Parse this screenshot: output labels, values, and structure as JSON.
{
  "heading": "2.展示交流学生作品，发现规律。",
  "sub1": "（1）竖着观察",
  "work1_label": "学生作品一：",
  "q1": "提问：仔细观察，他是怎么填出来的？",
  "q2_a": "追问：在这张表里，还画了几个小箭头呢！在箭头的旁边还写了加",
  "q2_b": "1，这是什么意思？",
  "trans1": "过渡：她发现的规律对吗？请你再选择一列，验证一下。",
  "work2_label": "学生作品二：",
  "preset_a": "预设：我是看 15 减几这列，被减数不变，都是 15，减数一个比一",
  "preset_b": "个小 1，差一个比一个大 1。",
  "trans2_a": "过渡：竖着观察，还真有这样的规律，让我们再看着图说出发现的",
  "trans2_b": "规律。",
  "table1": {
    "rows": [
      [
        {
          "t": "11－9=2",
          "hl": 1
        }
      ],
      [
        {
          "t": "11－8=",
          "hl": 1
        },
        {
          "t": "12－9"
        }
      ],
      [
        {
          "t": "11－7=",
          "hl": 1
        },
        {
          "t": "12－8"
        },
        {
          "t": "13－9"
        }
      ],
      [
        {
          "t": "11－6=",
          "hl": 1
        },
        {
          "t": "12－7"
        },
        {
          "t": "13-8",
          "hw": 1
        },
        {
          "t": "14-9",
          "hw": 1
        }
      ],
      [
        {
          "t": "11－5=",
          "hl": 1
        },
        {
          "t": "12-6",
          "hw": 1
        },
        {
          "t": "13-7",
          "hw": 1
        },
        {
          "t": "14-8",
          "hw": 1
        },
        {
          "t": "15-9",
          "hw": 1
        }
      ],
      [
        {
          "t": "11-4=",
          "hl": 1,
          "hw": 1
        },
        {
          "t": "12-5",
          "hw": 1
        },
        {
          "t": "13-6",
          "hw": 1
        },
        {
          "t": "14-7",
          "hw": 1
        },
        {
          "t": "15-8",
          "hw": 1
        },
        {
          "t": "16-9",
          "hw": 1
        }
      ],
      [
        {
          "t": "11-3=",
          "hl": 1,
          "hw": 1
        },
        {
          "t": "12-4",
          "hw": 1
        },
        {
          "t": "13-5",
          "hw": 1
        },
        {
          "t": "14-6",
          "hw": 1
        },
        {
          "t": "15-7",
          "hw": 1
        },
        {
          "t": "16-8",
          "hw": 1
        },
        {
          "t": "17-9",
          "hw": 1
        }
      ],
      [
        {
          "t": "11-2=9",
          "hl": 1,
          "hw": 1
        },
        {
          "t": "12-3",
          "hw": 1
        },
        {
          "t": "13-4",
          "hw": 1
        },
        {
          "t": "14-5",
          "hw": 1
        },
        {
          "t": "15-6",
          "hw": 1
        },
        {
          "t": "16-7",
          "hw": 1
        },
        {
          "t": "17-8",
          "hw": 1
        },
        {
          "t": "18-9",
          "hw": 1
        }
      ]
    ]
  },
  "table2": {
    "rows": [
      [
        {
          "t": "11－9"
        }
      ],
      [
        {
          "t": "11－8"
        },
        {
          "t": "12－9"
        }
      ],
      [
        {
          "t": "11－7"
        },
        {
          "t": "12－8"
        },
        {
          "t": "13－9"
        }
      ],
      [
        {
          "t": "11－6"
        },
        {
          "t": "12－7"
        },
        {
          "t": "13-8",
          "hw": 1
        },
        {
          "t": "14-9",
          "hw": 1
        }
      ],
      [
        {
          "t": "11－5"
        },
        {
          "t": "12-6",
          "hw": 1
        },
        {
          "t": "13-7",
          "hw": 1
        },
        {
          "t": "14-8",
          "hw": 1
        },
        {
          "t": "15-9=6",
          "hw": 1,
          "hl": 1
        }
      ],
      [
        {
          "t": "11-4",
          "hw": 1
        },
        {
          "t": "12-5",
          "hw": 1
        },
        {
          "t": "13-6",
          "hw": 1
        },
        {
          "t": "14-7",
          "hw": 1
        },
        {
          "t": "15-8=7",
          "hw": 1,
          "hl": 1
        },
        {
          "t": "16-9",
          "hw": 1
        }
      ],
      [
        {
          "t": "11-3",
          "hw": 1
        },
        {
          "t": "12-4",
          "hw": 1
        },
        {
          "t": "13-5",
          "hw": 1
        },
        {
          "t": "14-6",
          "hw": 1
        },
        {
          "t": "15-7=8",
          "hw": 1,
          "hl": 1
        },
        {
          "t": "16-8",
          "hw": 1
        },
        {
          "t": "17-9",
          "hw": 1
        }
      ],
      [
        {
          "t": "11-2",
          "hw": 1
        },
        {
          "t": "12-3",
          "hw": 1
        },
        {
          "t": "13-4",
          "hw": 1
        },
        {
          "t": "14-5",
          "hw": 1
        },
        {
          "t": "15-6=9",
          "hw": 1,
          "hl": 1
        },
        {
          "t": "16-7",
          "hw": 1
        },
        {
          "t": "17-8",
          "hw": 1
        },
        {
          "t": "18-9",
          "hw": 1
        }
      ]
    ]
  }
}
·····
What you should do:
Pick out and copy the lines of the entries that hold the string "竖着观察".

Answer area:
  "sub1": "（1）竖着观察",
  "trans2_a": "过渡：竖着观察，还真有这样的规律，让我们再看着图说出发现的",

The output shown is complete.